## Activity
Look through the listing below for the word "down" and copy every line where it occurs.

*** Source records Section Begins ***

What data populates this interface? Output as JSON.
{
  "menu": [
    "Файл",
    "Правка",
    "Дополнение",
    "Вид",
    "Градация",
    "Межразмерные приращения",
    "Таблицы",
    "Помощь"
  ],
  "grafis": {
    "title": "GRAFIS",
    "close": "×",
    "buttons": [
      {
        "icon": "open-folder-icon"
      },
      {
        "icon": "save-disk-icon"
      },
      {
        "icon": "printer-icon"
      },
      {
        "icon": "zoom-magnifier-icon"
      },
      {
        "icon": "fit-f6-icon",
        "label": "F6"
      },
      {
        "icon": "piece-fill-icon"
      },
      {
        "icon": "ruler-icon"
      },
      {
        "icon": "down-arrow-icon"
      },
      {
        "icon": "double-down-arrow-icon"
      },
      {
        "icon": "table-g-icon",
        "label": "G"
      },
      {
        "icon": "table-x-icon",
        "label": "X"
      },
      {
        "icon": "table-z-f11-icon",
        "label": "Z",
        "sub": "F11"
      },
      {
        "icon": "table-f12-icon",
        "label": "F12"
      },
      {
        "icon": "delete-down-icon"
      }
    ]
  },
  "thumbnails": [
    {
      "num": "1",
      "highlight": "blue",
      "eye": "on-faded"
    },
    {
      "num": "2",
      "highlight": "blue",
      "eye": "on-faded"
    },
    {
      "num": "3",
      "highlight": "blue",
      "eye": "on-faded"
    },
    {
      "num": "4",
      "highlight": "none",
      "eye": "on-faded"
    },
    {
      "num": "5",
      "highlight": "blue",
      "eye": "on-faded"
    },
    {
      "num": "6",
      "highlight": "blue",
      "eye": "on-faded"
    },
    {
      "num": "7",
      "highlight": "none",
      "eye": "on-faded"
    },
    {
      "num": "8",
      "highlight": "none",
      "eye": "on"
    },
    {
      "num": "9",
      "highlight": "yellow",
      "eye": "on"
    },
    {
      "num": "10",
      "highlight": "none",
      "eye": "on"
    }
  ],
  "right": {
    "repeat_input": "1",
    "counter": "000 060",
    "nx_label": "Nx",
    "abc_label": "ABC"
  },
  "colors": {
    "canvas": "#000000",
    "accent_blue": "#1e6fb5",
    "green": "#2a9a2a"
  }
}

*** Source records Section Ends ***

## Result below
        "icon": "down-arrow-icon"
        "icon": "double-down-arrow-icon"
        "icon": "delete-down-icon"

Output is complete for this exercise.